:: Assignment ::
Would you restate all of the entries verbatim, minus any images?

[Excerpts from an interface dataset]
..............................

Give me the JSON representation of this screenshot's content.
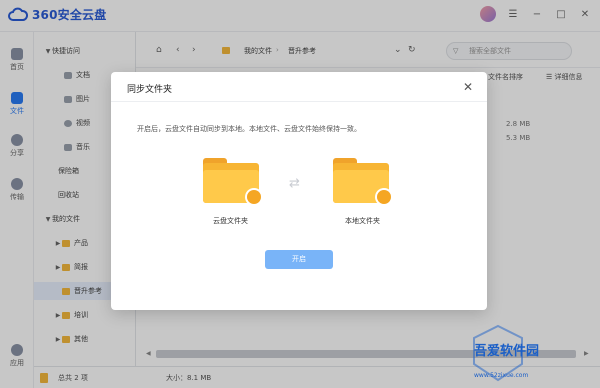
{
  "app": {
    "title": "360安全云盘"
  },
  "left_nav": [
    {
      "label": "首页",
      "icon": "home-icon"
    },
    {
      "label": "文件",
      "icon": "folder-icon",
      "active": true
    },
    {
      "label": "分享",
      "icon": "share-icon"
    },
    {
      "label": "传输",
      "icon": "transfer-icon"
    },
    {
      "label": "应用",
      "icon": "apps-icon"
    }
  ],
  "sidebar": {
    "quick_access": "快捷访问",
    "quick_items": [
      "文档",
      "图片",
      "视频",
      "音乐"
    ],
    "vault": "保险箱",
    "recycle": "回收站",
    "my_files": "我的文件",
    "folders": [
      "产品",
      "简报",
      "晋升参考",
      "培训",
      "其他"
    ],
    "active_folder": "晋升参考"
  },
  "path": {
    "crumbs": [
      "我的文件",
      "晋升参考"
    ]
  },
  "search": {
    "placeholder": "搜索全部文件"
  },
  "toolbar": {
    "sort_label": "文件名排序",
    "details_label": "详细信息"
  },
  "file_sizes": [
    "2.8 MB",
    "5.3 MB"
  ],
  "status": {
    "count": "总共 2 项",
    "size": "大小：8.1 MB"
  },
  "dialog": {
    "title": "同步文件夹",
    "description": "开启后，云盘文件自动同步到本地。本地文件、云盘文件始终保持一致。",
    "cloud_label": "云盘文件夹",
    "local_label": "本地文件夹",
    "button": "开启"
  },
  "watermark": {
    "brand": "吾爱软件园",
    "url": "www.52zixue.com"
  },
  "colors": {
    "accent": "#2a7bf4",
    "folder": "#f7b534",
    "button": "#79b4f8"
  }
}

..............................

:: Expected output ::
Give me the JSON representation of this screenshot's content.
{
  "app": {
    "title": "360安全云盘"
  },
  "left_nav": [
    {
      "label": "首页",
      "icon": "home-icon"
    },
    {
      "label": "文件",
      "icon": "folder-icon",
      "active": true
    },
    {
      "label": "分享",
      "icon": "share-icon"
    },
    {
      "label": "传输",
      "icon": "transfer-icon"
    },
    {
      "label": "应用",
      "icon": "apps-icon"
    }
  ],
  "sidebar": {
    "quick_access": "快捷访问",
    "quick_items": [
      "文档",
      "图片",
      "视频",
      "音乐"
    ],
    "vault": "保险箱",
    "recycle": "回收站",
    "my_files": "我的文件",
    "folders": [
      "产品",
      "简报",
      "晋升参考",
      "培训",
      "其他"
    ],
    "active_folder": "晋升参考"
  },
  "path": {
    "crumbs": [
      "我的文件",
      "晋升参考"
    ]
  },
  "search": {
    "placeholder": "搜索全部文件"
  },
  "toolbar": {
    "sort_label": "文件名排序",
    "details_label": "详细信息"
  },
  "file_sizes": [
    "2.8 MB",
    "5.3 MB"
  ],
  "status": {
    "count": "总共 2 项",
    "size": "大小：8.1 MB"
  },
  "dialog": {
    "title": "同步文件夹",
    "description": "开启后，云盘文件自动同步到本地。本地文件、云盘文件始终保持一致。",
    "cloud_label": "云盘文件夹",
    "local_label": "本地文件夹",
    "button": "开启"
  },
  "watermark": {
    "brand": "吾爱软件园",
    "url": "www.52zixue.com"
  },
  "colors": {
    "accent": "#2a7bf4",
    "folder": "#f7b534",
    "button": "#79b4f8"
  }
}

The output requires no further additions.